◆ What you need to do ◆
Determine how many lines below contain the word "channel", then state only that figure.
───── Available data ─────
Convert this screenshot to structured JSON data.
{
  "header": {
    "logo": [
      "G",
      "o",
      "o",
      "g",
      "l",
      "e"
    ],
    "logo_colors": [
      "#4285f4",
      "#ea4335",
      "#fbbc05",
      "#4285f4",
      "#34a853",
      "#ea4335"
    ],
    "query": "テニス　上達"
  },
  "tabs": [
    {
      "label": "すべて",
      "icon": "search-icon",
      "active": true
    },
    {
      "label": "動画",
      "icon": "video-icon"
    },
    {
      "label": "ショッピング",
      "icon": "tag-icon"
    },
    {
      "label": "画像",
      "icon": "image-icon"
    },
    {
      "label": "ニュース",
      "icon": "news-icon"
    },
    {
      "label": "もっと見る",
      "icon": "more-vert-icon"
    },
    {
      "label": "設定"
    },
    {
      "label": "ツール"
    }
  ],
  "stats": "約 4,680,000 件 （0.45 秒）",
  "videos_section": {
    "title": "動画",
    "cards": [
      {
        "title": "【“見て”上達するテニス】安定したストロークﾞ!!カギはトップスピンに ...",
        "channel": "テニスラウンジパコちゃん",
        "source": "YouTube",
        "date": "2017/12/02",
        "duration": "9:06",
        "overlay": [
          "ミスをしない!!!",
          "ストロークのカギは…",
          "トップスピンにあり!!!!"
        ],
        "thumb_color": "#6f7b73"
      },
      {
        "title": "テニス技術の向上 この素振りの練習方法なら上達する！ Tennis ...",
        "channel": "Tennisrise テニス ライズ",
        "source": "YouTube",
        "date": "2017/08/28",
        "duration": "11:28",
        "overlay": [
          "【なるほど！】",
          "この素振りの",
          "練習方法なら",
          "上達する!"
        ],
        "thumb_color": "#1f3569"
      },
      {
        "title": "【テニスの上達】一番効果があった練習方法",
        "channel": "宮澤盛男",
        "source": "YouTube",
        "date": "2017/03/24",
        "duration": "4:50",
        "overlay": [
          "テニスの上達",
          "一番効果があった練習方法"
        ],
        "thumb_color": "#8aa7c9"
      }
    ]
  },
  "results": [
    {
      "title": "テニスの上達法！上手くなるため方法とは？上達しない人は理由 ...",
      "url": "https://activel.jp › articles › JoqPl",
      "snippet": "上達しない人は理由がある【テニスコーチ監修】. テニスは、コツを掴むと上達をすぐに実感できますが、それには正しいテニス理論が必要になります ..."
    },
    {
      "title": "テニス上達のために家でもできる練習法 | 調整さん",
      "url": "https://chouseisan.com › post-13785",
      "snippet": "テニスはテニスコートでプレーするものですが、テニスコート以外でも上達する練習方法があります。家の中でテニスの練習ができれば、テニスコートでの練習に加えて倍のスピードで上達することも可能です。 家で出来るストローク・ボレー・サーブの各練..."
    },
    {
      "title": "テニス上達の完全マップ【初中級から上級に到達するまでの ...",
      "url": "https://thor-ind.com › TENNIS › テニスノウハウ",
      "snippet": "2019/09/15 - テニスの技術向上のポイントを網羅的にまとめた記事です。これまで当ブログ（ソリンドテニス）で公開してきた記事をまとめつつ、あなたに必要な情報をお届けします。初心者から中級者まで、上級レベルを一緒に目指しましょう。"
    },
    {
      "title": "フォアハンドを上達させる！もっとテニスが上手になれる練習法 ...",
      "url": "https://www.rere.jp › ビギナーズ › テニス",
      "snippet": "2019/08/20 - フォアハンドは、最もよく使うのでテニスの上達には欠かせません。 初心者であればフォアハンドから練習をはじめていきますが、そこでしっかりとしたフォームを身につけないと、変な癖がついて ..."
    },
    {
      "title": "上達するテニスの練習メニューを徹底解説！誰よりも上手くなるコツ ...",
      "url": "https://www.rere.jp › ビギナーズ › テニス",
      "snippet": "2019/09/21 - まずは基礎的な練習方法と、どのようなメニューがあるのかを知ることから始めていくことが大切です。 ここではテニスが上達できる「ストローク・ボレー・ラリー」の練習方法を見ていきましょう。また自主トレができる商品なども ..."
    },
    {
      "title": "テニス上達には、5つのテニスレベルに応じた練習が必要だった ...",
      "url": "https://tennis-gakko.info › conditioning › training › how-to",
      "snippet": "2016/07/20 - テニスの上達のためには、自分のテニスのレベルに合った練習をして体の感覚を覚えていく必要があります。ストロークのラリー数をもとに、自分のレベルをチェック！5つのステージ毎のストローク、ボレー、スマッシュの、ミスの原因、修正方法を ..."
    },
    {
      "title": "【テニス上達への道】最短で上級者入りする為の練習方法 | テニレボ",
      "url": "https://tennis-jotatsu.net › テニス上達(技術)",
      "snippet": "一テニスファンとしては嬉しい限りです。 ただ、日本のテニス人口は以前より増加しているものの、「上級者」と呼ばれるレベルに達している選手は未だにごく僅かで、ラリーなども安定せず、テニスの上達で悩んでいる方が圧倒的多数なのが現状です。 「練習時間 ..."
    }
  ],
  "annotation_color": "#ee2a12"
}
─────
◆ Output below ◆
3